Dataset rows describing interfaces
»»

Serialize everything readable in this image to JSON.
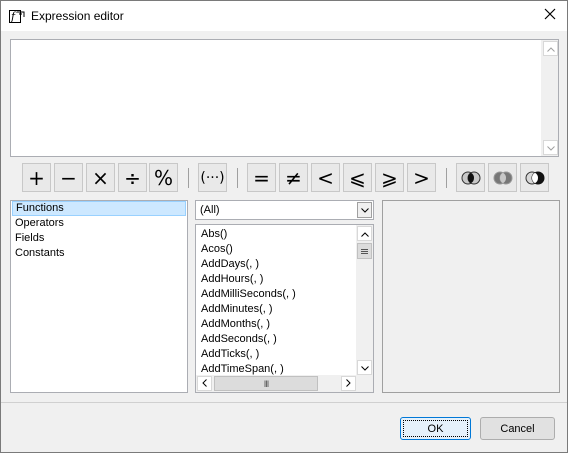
{
  "window": {
    "title": "Expression editor",
    "icon": "function-icon",
    "close_icon": "close-icon"
  },
  "editor": {
    "value": ""
  },
  "toolbar": {
    "arithmetic": [
      {
        "name": "plus",
        "symbol": "+"
      },
      {
        "name": "minus",
        "symbol": "−"
      },
      {
        "name": "multiply",
        "symbol": "×"
      },
      {
        "name": "divide",
        "symbol": "÷"
      },
      {
        "name": "modulo",
        "symbol": "%"
      }
    ],
    "group": {
      "name": "parentheses",
      "symbol": "(···)"
    },
    "comparison": [
      {
        "name": "equals",
        "symbol": "="
      },
      {
        "name": "not-equals",
        "symbol": "≠"
      },
      {
        "name": "less-than",
        "symbol": "<"
      },
      {
        "name": "less-or-equal",
        "symbol": "⩽"
      },
      {
        "name": "greater-or-equal",
        "symbol": "⩾"
      },
      {
        "name": "greater-than",
        "symbol": ">"
      }
    ],
    "logical_icons": [
      "and-icon",
      "or-icon",
      "not-icon"
    ]
  },
  "categories": {
    "items": [
      "Functions",
      "Operators",
      "Fields",
      "Constants"
    ],
    "selected": "Functions"
  },
  "filter": {
    "selected": "(All)"
  },
  "functions": {
    "items": [
      "Abs()",
      "Acos()",
      "AddDays(, )",
      "AddHours(, )",
      "AddMilliSeconds(, )",
      "AddMinutes(, )",
      "AddMonths(, )",
      "AddSeconds(, )",
      "AddTicks(, )",
      "AddTimeSpan(, )"
    ],
    "hthumb_grip": "III"
  },
  "buttons": {
    "ok": "OK",
    "cancel": "Cancel"
  },
  "colors": {
    "selection_bg": "#cde8ff",
    "selection_border": "#99d1ff",
    "default_button_border": "#0078d7",
    "window_bg": "#f0f0f0"
  }
}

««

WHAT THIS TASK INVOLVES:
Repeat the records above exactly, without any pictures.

TASK OUTPUT:
Serialize everything readable in this image to JSON.
{
  "window": {
    "title": "Expression editor",
    "icon": "function-icon",
    "close_icon": "close-icon"
  },
  "editor": {
    "value": ""
  },
  "toolbar": {
    "arithmetic": [
      {
        "name": "plus",
        "symbol": "+"
      },
      {
        "name": "minus",
        "symbol": "−"
      },
      {
        "name": "multiply",
        "symbol": "×"
      },
      {
        "name": "divide",
        "symbol": "÷"
      },
      {
        "name": "modulo",
        "symbol": "%"
      }
    ],
    "group": {
      "name": "parentheses",
      "symbol": "(···)"
    },
    "comparison": [
      {
        "name": "equals",
        "symbol": "="
      },
      {
        "name": "not-equals",
        "symbol": "≠"
      },
      {
        "name": "less-than",
        "symbol": "<"
      },
      {
        "name": "less-or-equal",
        "symbol": "⩽"
      },
      {
        "name": "greater-or-equal",
        "symbol": "⩾"
      },
      {
        "name": "greater-than",
        "symbol": ">"
      }
    ],
    "logical_icons": [
      "and-icon",
      "or-icon",
      "not-icon"
    ]
  },
  "categories": {
    "items": [
      "Functions",
      "Operators",
      "Fields",
      "Constants"
    ],
    "selected": "Functions"
  },
  "filter": {
    "selected": "(All)"
  },
  "functions": {
    "items": [
      "Abs()",
      "Acos()",
      "AddDays(, )",
      "AddHours(, )",
      "AddMilliSeconds(, )",
      "AddMinutes(, )",
      "AddMonths(, )",
      "AddSeconds(, )",
      "AddTicks(, )",
      "AddTimeSpan(, )"
    ],
    "hthumb_grip": "III"
  },
  "buttons": {
    "ok": "OK",
    "cancel": "Cancel"
  },
  "colors": {
    "selection_bg": "#cde8ff",
    "selection_border": "#99d1ff",
    "default_button_border": "#0078d7",
    "window_bg": "#f0f0f0"
  }
}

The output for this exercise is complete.